((

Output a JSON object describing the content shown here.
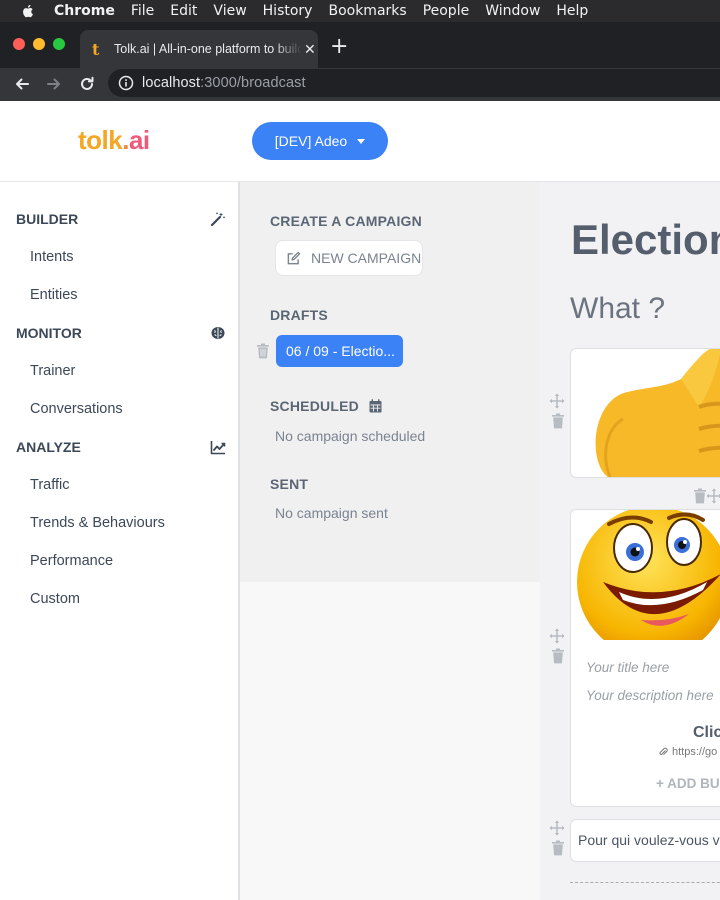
{
  "menubar": {
    "app": "Chrome",
    "items": [
      "File",
      "Edit",
      "View",
      "History",
      "Bookmarks",
      "People",
      "Window",
      "Help"
    ]
  },
  "browser": {
    "tab_title": "Tolk.ai | All-in-one platform to build",
    "tab_favicon": "t",
    "url_host": "localhost",
    "url_rest": ":3000/broadcast"
  },
  "header": {
    "logo_a": "tolk",
    "logo_dot": ".",
    "logo_b": "ai",
    "env_button": "[DEV] Adeo"
  },
  "sidebar": {
    "builder": "BUILDER",
    "monitor": "MONITOR",
    "analyze": "ANALYZE",
    "builder_items": [
      "Intents",
      "Entities"
    ],
    "monitor_items": [
      "Trainer",
      "Conversations"
    ],
    "analyze_items": [
      "Traffic",
      "Trends & Behaviours",
      "Performance",
      "Custom"
    ]
  },
  "campaigns": {
    "create_label": "CREATE A CAMPAIGN",
    "new_campaign": "NEW CAMPAIGN",
    "drafts_label": "DRAFTS",
    "draft_item": "06 / 09 - Electio...",
    "scheduled_label": "SCHEDULED",
    "scheduled_empty": "No campaign scheduled",
    "sent_label": "SENT",
    "sent_empty": "No campaign sent"
  },
  "editor": {
    "campaign_title": "Election",
    "question": "What ?",
    "card_title_placeholder": "Your title here",
    "card_description_placeholder": "Your description here",
    "button_title": "Clic",
    "button_link": "https://go",
    "add_button": "+ ADD BU",
    "text_block": "Pour qui voulez-vous v"
  },
  "colors": {
    "accent": "#3b82f6",
    "logo_orange": "#f5a623",
    "logo_pink": "#ee5a7a"
  },
  "icons": {
    "builder": "magic-wand-icon",
    "monitor": "brain-icon",
    "analyze": "line-chart-icon",
    "new_campaign": "edit-icon",
    "scheduled": "calendar-icon",
    "delete": "trash-icon",
    "move": "move-icon"
  }
}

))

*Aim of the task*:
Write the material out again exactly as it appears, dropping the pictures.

*Output of the task*:
Output a JSON object describing the content shown here.
{
  "menubar": {
    "app": "Chrome",
    "items": [
      "File",
      "Edit",
      "View",
      "History",
      "Bookmarks",
      "People",
      "Window",
      "Help"
    ]
  },
  "browser": {
    "tab_title": "Tolk.ai | All-in-one platform to build",
    "tab_favicon": "t",
    "url_host": "localhost",
    "url_rest": ":3000/broadcast"
  },
  "header": {
    "logo_a": "tolk",
    "logo_dot": ".",
    "logo_b": "ai",
    "env_button": "[DEV] Adeo"
  },
  "sidebar": {
    "builder": "BUILDER",
    "monitor": "MONITOR",
    "analyze": "ANALYZE",
    "builder_items": [
      "Intents",
      "Entities"
    ],
    "monitor_items": [
      "Trainer",
      "Conversations"
    ],
    "analyze_items": [
      "Traffic",
      "Trends & Behaviours",
      "Performance",
      "Custom"
    ]
  },
  "campaigns": {
    "create_label": "CREATE A CAMPAIGN",
    "new_campaign": "NEW CAMPAIGN",
    "drafts_label": "DRAFTS",
    "draft_item": "06 / 09 - Electio...",
    "scheduled_label": "SCHEDULED",
    "scheduled_empty": "No campaign scheduled",
    "sent_label": "SENT",
    "sent_empty": "No campaign sent"
  },
  "editor": {
    "campaign_title": "Election",
    "question": "What ?",
    "card_title_placeholder": "Your title here",
    "card_description_placeholder": "Your description here",
    "button_title": "Clic",
    "button_link": "https://go",
    "add_button": "+ ADD BU",
    "text_block": "Pour qui voulez-vous v"
  },
  "colors": {
    "accent": "#3b82f6",
    "logo_orange": "#f5a623",
    "logo_pink": "#ee5a7a"
  },
  "icons": {
    "builder": "magic-wand-icon",
    "monitor": "brain-icon",
    "analyze": "line-chart-icon",
    "new_campaign": "edit-icon",
    "scheduled": "calendar-icon",
    "delete": "trash-icon",
    "move": "move-icon"
  }
}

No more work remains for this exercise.